Website and app data records
-- Opening Marker --
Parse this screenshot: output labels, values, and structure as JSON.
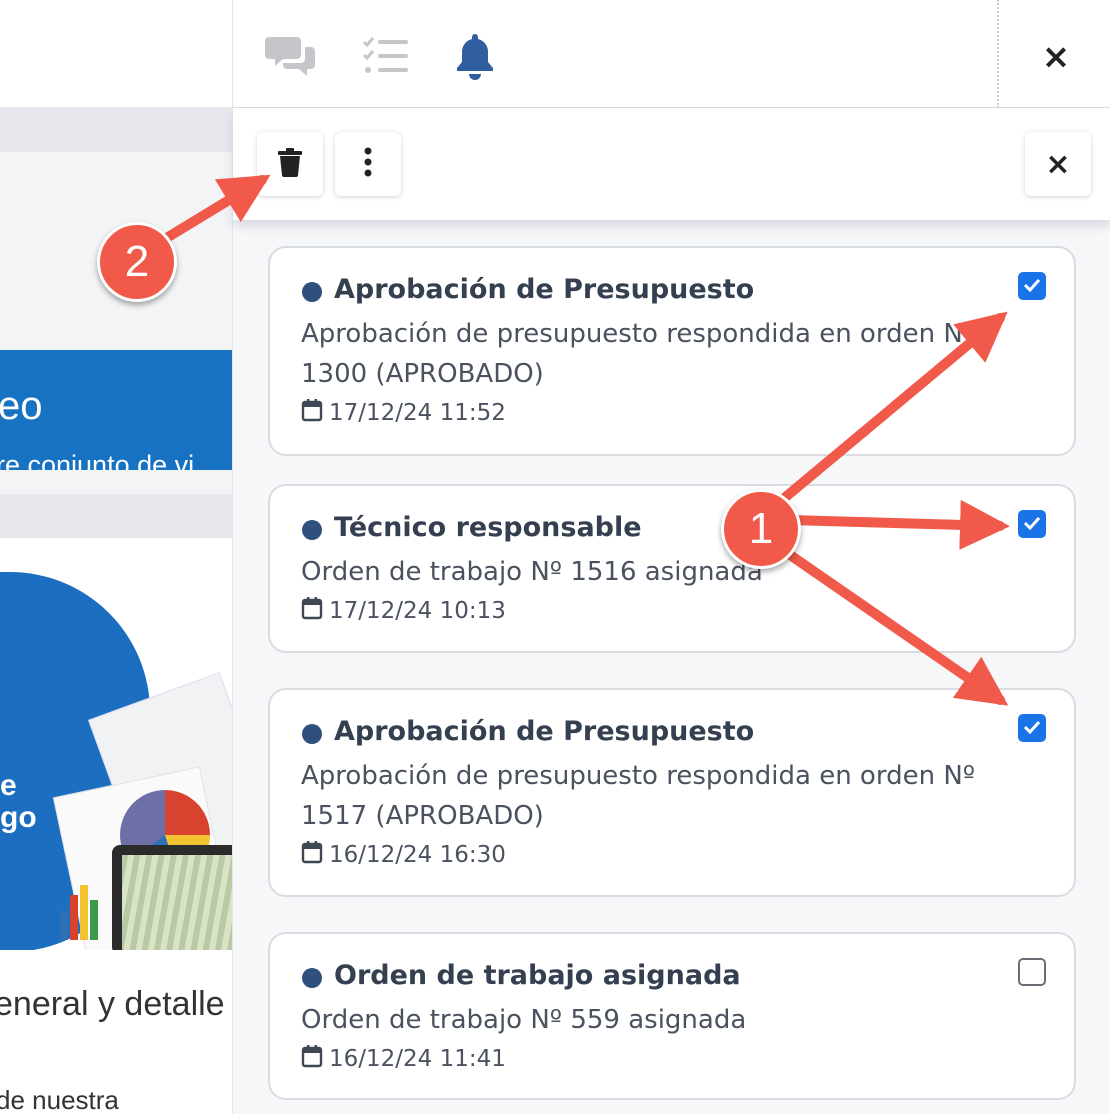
{
  "background_page": {
    "banner_title": "eo",
    "banner_subtitle": "re conjunto de vi",
    "promo_text_line1": "e",
    "promo_text_line2": "go",
    "paragraph_title": "eneral y detalle",
    "paragraph_line": "de nuestra"
  },
  "header": {
    "icons": [
      "chat-icon",
      "task-list-icon",
      "bell-icon"
    ],
    "close_label": "×",
    "accent_color": "#2f5f9f"
  },
  "toolbar": {
    "delete_icon": "trash-icon",
    "more_icon": "more-vertical-icon",
    "close_label": "×"
  },
  "notifications": [
    {
      "title": "Aprobación de Presupuesto",
      "body": "Aprobación de presupuesto respondida en orden Nº 1300 (APROBADO)",
      "date": "17/12/24 11:52",
      "checked": true
    },
    {
      "title": "Técnico responsable",
      "body": "Orden de trabajo Nº 1516 asignada",
      "date": "17/12/24 10:13",
      "checked": true
    },
    {
      "title": "Aprobación de Presupuesto",
      "body": "Aprobación de presupuesto respondida en orden Nº 1517 (APROBADO)",
      "date": "16/12/24 16:30",
      "checked": true
    },
    {
      "title": "Orden de trabajo asignada",
      "body": "Orden de trabajo Nº 559 asignada",
      "date": "16/12/24 11:41",
      "checked": false
    }
  ],
  "annotations": {
    "badge_1": "1",
    "badge_2": "2",
    "color": "#f15a4a"
  },
  "colors": {
    "checkbox_checked": "#1a73e8",
    "unread_dot": "#2f4f7f",
    "banner_blue": "#1872c2"
  }
}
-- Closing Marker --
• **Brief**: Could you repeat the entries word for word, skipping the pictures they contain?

• **Answer for this exercise**:
Parse this screenshot: output labels, values, and structure as JSON.
{
  "background_page": {
    "banner_title": "eo",
    "banner_subtitle": "re conjunto de vi",
    "promo_text_line1": "e",
    "promo_text_line2": "go",
    "paragraph_title": "eneral y detalle",
    "paragraph_line": "de nuestra"
  },
  "header": {
    "icons": [
      "chat-icon",
      "task-list-icon",
      "bell-icon"
    ],
    "close_label": "×",
    "accent_color": "#2f5f9f"
  },
  "toolbar": {
    "delete_icon": "trash-icon",
    "more_icon": "more-vertical-icon",
    "close_label": "×"
  },
  "notifications": [
    {
      "title": "Aprobación de Presupuesto",
      "body": "Aprobación de presupuesto respondida en orden Nº 1300 (APROBADO)",
      "date": "17/12/24 11:52",
      "checked": true
    },
    {
      "title": "Técnico responsable",
      "body": "Orden de trabajo Nº 1516 asignada",
      "date": "17/12/24 10:13",
      "checked": true
    },
    {
      "title": "Aprobación de Presupuesto",
      "body": "Aprobación de presupuesto respondida en orden Nº 1517 (APROBADO)",
      "date": "16/12/24 16:30",
      "checked": true
    },
    {
      "title": "Orden de trabajo asignada",
      "body": "Orden de trabajo Nº 559 asignada",
      "date": "16/12/24 11:41",
      "checked": false
    }
  ],
  "annotations": {
    "badge_1": "1",
    "badge_2": "2",
    "color": "#f15a4a"
  },
  "colors": {
    "checkbox_checked": "#1a73e8",
    "unread_dot": "#2f4f7f",
    "banner_blue": "#1872c2"
  }
}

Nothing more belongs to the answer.